WHAT THE TASK REQUIRES :: Your answer should consist of every line in the records that holds "Topics".

DATA IN THIS EXERCISE ::
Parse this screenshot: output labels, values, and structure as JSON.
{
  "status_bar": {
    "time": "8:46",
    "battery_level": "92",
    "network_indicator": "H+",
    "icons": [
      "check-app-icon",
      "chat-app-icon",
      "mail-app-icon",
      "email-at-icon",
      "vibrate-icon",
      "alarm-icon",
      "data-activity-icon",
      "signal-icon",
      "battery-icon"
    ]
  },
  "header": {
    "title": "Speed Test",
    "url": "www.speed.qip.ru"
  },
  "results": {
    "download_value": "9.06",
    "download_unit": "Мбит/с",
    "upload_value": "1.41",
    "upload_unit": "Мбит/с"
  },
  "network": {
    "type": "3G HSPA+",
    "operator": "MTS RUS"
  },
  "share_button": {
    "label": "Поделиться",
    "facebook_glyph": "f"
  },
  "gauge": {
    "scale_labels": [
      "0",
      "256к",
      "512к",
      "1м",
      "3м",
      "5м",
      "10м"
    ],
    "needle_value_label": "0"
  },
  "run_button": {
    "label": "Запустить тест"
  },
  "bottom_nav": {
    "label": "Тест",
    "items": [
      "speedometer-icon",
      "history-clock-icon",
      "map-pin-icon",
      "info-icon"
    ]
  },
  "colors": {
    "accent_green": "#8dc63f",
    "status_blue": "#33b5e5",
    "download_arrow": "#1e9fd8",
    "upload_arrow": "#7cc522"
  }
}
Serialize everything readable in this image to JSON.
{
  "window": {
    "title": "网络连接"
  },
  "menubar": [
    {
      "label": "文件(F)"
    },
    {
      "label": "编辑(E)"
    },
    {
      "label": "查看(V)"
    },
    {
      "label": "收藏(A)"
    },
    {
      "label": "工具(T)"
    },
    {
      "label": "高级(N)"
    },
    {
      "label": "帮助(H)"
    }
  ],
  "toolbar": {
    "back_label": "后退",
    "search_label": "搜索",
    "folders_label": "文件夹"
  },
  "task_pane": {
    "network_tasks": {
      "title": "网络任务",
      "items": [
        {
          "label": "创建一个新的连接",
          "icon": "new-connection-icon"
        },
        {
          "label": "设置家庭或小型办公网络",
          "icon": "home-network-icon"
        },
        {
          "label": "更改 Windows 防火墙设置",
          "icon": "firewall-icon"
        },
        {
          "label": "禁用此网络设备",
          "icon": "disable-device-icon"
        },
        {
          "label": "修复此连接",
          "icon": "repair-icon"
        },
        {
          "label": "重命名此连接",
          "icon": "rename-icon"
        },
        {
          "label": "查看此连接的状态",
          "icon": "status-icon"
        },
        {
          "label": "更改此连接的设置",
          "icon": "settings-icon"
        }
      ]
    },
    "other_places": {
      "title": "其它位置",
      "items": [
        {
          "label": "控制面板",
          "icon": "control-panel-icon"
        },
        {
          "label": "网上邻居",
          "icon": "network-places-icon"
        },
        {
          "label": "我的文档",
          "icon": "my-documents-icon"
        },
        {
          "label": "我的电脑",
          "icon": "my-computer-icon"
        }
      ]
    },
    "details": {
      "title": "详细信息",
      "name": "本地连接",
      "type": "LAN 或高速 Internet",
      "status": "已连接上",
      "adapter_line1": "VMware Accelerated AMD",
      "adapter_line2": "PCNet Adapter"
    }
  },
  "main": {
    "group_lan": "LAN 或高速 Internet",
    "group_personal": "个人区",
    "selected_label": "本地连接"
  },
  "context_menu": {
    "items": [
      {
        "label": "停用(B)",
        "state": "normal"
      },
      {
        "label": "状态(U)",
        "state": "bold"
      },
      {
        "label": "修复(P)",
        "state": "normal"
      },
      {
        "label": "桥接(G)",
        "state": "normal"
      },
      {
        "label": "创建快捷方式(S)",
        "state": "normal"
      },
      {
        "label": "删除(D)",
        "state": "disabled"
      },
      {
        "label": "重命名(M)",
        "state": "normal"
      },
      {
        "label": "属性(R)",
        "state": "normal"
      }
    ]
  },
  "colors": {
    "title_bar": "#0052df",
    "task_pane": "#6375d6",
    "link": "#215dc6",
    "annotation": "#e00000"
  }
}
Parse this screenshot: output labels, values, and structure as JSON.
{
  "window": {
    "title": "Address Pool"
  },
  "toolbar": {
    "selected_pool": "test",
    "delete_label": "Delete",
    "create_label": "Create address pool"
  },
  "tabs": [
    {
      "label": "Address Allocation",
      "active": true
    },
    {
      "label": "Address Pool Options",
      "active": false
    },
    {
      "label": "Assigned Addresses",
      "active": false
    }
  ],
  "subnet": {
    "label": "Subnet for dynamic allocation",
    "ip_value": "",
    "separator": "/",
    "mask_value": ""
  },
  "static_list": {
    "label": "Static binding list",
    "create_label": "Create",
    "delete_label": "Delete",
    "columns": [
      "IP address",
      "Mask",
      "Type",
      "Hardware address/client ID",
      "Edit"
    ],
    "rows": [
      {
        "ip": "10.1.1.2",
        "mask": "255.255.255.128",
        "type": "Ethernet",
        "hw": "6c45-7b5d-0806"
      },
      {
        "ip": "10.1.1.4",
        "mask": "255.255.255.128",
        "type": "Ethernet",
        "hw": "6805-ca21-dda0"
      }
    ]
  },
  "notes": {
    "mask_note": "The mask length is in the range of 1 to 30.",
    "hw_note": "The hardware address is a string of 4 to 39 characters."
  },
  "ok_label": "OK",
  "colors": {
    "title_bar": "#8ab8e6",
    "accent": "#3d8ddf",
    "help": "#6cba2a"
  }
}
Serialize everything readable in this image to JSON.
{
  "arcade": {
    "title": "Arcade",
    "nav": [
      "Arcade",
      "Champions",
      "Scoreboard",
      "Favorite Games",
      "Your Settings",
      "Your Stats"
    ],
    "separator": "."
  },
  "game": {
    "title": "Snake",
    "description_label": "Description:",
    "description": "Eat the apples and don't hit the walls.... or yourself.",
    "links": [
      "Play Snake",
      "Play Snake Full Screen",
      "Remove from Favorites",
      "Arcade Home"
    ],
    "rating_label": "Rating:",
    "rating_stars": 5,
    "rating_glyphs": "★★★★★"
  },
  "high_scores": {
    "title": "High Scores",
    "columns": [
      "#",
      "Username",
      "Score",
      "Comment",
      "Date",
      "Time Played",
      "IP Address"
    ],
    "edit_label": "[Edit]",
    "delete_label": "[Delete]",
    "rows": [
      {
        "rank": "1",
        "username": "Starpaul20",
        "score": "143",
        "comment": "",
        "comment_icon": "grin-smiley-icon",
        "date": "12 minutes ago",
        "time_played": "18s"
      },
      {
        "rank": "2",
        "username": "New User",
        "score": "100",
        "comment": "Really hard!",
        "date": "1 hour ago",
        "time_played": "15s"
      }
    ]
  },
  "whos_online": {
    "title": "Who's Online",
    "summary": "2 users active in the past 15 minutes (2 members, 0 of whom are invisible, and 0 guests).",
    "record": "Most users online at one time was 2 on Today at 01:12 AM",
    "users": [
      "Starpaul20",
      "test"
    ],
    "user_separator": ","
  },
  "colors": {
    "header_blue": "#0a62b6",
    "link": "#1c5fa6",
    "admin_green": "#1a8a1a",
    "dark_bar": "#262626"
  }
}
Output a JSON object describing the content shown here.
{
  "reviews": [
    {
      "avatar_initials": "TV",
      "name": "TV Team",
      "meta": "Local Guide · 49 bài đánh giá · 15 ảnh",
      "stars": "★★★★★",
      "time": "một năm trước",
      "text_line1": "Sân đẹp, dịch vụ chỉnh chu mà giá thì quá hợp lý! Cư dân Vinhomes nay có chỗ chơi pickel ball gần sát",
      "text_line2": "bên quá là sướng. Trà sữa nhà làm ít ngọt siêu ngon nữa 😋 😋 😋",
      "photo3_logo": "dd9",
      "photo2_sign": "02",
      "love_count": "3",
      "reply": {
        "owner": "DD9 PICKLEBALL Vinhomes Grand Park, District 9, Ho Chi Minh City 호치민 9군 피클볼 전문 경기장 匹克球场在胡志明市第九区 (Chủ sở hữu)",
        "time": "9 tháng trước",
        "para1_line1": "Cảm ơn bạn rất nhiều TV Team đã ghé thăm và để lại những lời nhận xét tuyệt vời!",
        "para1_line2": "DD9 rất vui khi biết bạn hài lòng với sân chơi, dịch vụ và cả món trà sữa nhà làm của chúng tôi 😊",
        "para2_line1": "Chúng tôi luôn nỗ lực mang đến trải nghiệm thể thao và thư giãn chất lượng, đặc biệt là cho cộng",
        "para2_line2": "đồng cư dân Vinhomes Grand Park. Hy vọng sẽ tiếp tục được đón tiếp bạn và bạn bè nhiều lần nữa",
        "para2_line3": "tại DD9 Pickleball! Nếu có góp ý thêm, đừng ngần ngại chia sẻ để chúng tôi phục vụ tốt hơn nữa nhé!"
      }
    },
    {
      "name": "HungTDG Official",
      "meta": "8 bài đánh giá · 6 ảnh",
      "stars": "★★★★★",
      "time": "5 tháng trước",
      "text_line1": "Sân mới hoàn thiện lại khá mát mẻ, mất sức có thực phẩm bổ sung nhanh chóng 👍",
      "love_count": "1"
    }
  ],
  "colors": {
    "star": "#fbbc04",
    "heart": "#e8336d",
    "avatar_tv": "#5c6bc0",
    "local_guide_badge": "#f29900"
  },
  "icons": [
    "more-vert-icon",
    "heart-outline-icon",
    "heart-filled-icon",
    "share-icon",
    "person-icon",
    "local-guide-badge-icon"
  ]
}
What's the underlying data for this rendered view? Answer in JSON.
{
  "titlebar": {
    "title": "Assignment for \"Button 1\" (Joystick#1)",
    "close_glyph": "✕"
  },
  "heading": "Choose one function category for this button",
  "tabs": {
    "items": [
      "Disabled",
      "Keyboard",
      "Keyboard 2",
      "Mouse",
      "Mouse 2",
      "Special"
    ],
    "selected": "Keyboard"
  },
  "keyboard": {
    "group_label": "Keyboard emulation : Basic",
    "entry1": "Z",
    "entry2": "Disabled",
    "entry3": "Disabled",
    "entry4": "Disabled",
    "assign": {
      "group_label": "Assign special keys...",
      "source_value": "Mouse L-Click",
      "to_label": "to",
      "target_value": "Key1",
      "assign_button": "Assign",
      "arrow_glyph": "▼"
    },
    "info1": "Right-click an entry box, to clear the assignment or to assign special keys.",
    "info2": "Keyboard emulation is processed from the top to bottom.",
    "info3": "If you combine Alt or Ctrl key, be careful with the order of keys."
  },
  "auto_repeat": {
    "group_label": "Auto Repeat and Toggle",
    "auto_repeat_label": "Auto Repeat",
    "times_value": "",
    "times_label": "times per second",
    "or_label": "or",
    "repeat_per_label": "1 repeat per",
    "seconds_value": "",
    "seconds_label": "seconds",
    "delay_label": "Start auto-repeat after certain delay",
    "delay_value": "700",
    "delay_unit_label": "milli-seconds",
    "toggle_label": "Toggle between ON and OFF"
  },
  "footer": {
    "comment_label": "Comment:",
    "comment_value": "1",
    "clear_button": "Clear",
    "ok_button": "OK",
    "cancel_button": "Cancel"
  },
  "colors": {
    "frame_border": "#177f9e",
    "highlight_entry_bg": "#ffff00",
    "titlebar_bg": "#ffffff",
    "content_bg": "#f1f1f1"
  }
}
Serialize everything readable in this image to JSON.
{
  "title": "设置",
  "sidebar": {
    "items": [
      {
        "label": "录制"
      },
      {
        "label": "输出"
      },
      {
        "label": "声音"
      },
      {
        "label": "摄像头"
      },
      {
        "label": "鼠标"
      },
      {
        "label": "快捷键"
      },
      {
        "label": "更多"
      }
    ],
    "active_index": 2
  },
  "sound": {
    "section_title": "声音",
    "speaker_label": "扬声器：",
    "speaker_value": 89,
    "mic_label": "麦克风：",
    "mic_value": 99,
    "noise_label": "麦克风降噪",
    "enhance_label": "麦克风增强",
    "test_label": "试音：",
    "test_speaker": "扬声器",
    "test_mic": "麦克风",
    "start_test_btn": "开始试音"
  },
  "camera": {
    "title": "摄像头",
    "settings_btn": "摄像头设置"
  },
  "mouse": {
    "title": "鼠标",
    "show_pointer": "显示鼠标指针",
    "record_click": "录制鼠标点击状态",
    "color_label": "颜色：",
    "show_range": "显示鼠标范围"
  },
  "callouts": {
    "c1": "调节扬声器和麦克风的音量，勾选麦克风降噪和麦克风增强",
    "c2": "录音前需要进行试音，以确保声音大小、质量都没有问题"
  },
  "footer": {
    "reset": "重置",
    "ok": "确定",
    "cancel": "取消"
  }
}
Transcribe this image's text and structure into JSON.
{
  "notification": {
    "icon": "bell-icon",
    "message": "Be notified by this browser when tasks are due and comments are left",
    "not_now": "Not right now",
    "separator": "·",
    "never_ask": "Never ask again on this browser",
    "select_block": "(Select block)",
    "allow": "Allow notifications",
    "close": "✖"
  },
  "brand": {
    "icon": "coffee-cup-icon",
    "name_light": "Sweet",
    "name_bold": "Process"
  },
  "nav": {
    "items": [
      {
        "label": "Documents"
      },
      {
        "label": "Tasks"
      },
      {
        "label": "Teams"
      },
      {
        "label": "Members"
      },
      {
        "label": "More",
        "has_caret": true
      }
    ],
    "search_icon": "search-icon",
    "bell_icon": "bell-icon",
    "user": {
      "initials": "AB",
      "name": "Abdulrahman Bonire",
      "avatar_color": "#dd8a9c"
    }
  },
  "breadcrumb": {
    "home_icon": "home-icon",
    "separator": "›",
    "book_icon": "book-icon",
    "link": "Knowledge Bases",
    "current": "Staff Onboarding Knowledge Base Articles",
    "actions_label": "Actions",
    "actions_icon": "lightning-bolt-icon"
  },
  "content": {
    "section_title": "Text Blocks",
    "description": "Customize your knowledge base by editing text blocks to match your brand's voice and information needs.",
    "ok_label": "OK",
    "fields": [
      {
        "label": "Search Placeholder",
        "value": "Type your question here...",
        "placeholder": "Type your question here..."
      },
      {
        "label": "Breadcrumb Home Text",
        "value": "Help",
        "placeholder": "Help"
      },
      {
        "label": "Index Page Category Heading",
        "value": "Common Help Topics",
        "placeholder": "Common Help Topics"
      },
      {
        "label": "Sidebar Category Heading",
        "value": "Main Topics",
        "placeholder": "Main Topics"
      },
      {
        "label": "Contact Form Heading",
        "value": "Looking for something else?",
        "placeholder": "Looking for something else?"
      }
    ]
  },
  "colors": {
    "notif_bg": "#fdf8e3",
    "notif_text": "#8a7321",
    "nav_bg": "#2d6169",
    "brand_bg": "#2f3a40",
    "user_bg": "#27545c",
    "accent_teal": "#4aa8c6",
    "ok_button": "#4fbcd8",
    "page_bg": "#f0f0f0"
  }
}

RESULT OF THE EXERCISE ::
        "value": "Common Help Topics",
        "placeholder": "Common Help Topics"
        "value": "Main Topics",
        "placeholder": "Main Topics"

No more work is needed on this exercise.